There are several reasons why I like the Meyer-Optik Gorlitz Oreston f1.8 50mm.
One reason is the over the top manner in which it renders bokeh – set as wide open as the lens allows and the bokeh rivets the viewers attention.
Depending on the desired effect bokeh can either be subtle or bold – neither of these photos demonstrate the opposite poles, but the first one hints at the way it which can address DOF.
I have some examples of the bokeh I’ll root around on the external and find to post as a follow up.
Another is depending on aperture and or post editing this is a lens capable of producing an ethereal softness related to the primary subject of focus.
Like all lenses as you stop down up to a certain point it becomes progressively sharper, and it can get plenty sharp – at times I’ve actually dialed back focus a notch or two to achieve a desired effect though that isn’t the norm.
The Meyer is an all manual lens that some will shy away from due to it’s manual nature, but it is also a superbly constructed lens made when plastic was seen as a poor substitute for metal and can be purchased for a song relative to it’s capabilities.

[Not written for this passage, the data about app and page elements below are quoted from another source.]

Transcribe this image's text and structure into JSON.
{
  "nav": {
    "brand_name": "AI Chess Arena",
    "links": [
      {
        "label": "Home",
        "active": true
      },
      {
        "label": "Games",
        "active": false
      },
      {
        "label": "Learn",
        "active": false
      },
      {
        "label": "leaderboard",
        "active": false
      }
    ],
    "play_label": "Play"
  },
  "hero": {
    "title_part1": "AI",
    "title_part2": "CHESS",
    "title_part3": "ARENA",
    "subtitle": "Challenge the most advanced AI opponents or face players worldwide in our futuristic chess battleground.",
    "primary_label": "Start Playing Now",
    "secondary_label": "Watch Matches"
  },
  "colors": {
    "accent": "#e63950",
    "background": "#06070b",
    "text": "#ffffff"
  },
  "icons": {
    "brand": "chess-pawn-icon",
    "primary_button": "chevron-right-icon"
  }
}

My copy is several decades old and functions smooth as silk – that speaks to quality control and craftsmanship.